Physicists working with Roland Wester at the University of Innsbruck have investigated if and how chemical reactions can be influenced by targeted vibrational excitation of the reactants. They were able to demonstrate that excitation with a laser beam does not affect the efficiency of a chemical exchange reaction and that the excited molecular group acts only as a spectator in the reaction.

A frequently used reaction in organic chemistry is nucleophilic substitution. It plays, for example, an important role in in the synthesis of new chemical...

Im Focus: New 2D Spectroscopy Methods

Optical spectroscopy allows investigating the energy structure and dynamic properties of complex quantum systems. Researchers from the University of Würzburg present two new approaches of coherent two-dimensional spectroscopy.

"Put an excitation into the system and observe how it evolves." According to physicist Professor Tobias Brixner, this is the credo of optical spectroscopy....

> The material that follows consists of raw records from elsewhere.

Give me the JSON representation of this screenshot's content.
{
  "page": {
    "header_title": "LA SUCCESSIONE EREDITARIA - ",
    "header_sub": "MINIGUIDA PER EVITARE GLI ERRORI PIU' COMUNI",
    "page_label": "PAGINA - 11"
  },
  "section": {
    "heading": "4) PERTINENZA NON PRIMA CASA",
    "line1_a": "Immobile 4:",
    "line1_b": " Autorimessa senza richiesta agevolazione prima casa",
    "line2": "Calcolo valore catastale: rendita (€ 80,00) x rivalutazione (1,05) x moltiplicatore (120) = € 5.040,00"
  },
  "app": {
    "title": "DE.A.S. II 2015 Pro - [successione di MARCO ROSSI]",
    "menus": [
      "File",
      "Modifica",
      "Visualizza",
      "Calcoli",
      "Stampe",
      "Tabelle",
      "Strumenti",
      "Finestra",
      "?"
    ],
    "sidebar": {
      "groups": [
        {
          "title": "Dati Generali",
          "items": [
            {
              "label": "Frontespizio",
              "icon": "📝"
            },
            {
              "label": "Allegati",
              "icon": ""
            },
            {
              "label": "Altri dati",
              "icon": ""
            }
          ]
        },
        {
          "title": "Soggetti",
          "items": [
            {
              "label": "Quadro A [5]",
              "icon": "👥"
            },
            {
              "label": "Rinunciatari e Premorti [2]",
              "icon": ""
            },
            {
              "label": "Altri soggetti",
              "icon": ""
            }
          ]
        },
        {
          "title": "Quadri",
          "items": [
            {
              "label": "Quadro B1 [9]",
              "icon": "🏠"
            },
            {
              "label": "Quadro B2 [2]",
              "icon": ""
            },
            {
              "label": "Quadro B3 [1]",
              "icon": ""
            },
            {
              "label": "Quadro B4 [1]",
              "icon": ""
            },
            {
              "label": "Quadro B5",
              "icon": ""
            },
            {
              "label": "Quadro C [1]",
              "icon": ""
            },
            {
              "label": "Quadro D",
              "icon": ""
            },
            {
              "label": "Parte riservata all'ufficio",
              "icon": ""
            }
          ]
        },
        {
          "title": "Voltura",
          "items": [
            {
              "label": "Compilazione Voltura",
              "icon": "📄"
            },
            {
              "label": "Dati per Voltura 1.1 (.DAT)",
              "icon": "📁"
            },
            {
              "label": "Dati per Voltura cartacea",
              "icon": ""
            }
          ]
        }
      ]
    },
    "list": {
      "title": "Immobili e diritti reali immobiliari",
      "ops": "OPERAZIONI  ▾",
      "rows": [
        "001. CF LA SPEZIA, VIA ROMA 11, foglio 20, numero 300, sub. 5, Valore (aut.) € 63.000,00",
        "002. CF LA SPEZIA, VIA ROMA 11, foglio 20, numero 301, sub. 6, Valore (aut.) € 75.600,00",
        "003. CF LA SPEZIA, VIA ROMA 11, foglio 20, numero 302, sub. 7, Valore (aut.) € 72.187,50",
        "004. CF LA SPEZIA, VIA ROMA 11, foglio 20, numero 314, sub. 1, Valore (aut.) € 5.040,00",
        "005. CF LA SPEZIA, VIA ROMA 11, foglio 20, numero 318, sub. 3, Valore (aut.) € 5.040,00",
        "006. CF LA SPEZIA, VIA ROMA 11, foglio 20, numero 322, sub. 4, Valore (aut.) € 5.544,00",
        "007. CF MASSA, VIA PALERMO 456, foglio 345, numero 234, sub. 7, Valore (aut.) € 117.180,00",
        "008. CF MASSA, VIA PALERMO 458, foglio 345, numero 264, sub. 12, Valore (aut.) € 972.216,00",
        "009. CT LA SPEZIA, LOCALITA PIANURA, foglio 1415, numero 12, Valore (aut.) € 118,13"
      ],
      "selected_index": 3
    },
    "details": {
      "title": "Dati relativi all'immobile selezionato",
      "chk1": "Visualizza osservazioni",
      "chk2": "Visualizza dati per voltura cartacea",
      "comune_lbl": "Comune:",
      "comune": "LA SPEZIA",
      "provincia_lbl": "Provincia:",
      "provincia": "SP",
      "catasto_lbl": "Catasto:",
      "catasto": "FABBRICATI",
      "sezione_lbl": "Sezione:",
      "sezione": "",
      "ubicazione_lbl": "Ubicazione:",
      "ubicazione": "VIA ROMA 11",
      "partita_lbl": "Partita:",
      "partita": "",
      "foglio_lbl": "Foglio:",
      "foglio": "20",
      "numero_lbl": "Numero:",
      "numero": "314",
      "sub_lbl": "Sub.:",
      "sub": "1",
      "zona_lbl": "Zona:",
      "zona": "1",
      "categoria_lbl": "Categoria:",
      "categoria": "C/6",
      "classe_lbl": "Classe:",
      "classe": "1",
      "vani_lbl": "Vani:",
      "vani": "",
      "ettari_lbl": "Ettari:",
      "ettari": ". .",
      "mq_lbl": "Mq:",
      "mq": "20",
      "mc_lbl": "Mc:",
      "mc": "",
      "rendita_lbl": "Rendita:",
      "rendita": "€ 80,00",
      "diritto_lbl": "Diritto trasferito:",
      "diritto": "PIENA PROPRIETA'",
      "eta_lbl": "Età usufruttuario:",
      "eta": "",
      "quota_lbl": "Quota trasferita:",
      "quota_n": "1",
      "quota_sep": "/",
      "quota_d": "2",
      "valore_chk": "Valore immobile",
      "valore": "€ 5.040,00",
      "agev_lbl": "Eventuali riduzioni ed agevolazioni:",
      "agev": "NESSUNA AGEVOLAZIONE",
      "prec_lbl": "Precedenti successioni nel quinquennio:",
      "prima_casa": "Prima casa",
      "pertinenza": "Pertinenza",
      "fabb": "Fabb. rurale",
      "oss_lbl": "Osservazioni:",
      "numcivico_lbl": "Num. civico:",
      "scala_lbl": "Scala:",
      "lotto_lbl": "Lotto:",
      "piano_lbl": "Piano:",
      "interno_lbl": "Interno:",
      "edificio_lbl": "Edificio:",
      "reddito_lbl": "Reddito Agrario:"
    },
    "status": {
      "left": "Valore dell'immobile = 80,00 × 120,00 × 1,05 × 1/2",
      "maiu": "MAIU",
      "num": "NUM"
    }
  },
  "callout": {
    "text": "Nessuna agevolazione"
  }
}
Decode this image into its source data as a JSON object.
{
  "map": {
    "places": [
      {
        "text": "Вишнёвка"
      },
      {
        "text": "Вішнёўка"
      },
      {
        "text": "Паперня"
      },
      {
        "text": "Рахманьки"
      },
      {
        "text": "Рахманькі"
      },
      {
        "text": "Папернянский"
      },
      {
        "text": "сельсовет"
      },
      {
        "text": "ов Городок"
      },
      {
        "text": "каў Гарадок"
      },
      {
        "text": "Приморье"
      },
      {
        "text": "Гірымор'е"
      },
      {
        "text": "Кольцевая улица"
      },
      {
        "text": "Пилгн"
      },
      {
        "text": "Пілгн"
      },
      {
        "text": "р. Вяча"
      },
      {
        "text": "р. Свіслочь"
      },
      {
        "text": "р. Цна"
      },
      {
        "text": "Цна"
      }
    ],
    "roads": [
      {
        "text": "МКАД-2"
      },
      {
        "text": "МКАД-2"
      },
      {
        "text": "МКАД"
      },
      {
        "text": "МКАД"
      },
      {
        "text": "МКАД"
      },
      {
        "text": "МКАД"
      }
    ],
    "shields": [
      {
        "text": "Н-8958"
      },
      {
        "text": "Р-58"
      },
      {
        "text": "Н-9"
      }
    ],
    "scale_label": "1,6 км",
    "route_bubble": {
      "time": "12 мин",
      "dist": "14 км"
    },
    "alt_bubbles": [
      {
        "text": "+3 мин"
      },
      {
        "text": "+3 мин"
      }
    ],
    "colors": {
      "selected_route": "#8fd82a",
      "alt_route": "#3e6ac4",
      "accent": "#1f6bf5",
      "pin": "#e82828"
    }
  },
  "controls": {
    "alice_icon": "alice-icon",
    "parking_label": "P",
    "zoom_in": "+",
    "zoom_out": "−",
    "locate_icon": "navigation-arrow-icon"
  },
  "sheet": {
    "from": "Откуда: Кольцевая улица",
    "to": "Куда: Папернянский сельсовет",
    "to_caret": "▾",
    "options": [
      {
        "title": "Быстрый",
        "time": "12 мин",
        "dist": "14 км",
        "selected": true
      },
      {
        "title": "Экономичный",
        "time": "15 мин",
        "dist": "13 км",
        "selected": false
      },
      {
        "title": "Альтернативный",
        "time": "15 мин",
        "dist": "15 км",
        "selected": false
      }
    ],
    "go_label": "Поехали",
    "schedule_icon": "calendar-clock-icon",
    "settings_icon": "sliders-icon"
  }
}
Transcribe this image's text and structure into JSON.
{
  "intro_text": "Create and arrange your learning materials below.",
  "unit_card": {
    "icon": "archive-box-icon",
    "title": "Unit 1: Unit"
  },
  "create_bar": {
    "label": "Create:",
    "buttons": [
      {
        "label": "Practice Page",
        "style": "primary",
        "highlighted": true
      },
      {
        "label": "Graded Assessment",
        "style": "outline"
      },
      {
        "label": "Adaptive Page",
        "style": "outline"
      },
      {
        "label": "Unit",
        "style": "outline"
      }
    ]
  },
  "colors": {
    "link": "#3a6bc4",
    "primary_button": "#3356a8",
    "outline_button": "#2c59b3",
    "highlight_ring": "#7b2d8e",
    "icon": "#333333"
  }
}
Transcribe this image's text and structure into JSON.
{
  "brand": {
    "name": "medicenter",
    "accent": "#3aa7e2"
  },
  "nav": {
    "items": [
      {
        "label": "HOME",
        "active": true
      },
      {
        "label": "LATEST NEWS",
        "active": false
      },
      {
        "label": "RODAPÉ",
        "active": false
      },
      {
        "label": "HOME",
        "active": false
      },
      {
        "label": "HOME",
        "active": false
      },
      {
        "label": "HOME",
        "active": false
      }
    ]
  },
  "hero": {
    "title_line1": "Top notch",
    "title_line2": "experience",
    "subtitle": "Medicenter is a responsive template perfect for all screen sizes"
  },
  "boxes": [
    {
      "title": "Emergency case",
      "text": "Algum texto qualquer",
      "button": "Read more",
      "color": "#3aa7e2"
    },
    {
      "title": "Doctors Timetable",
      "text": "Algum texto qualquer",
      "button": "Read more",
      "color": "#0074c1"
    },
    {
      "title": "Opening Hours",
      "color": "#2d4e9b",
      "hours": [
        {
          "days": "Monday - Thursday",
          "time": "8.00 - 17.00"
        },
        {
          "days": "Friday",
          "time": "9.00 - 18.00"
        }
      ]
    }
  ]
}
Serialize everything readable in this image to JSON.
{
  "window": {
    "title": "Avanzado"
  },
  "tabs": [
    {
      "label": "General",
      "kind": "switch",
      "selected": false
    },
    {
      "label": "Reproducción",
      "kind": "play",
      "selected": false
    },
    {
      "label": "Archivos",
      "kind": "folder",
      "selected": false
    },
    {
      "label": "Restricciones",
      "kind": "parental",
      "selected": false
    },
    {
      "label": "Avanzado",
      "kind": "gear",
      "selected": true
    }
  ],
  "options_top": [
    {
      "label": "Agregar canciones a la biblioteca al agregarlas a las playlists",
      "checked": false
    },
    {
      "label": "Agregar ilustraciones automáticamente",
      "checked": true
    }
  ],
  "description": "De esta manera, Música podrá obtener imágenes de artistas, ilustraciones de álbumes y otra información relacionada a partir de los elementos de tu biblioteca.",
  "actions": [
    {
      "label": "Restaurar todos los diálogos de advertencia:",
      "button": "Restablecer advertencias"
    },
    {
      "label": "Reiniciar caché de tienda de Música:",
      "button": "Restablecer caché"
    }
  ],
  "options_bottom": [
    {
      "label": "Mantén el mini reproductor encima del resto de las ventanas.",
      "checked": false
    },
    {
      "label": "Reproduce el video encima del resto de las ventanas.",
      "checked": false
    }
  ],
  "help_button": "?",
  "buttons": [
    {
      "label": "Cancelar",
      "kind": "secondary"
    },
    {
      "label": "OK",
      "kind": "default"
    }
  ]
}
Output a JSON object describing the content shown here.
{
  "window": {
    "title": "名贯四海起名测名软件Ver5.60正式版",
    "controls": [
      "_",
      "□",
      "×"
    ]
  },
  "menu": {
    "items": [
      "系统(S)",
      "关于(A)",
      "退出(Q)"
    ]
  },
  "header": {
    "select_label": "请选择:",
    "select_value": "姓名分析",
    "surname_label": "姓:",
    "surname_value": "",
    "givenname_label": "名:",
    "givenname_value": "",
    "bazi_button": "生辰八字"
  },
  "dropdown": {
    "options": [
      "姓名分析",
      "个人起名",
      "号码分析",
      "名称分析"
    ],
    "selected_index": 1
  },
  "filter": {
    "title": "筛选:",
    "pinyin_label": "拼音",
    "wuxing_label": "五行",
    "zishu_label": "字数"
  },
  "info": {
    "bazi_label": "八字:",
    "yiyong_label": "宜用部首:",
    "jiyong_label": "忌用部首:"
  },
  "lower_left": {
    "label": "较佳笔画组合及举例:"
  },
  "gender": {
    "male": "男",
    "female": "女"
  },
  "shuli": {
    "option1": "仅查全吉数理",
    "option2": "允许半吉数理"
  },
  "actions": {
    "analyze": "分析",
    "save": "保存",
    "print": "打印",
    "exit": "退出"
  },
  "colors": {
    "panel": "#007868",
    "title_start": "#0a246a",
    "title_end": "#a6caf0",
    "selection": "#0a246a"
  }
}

Im Focus: Chemical reactions in the light of ultrashort X-ray pulses from free-electron lasers

Ultra-short, high-intensity X-ray flashes open the door to the foundations of chemical reactions. Free-electron lasers generate these kinds of pulses, but there is a catch: the pulses vary in duration and energy. An international research team has now presented a solution: Using a ring of 16 detectors and a circularly polarized laser beam, they can determine both factors with attosecond accuracy.

Free-electron lasers (FELs) generate extremely short and intense X-ray flashes. Researchers can use these flashes to resolve structures with diameters on the...

All Focus news of the innovation-report >>>

Anzeige

Anzeige

VideoLinks
Industry & Economy
Event News

Leading experts in Diabetes, Metabolism and Biomedical Engineering discuss Precision Medicine

13.07.2018 | Event News

Conference on Laser Polishing – LaP: Fine Tuning for Surfaces

12.07.2018 | Event News

11th European Wood-based Panel Symposium 2018: Meeting point for the wood-based materials industry

03.07.2018 | Event News

 
Latest News

Microscopic trampoline may help create networks of quantum computers

17.07.2018 | Information Technology

In borophene, boundaries are no barrier

17.07.2018 | Materials Sciences

The role of Sodium for the Enhancement of Solar Cells

17.07.2018 | Power and Electrical Engineering

VideoLinks
Science & Research
Overview of more VideoLinks >>>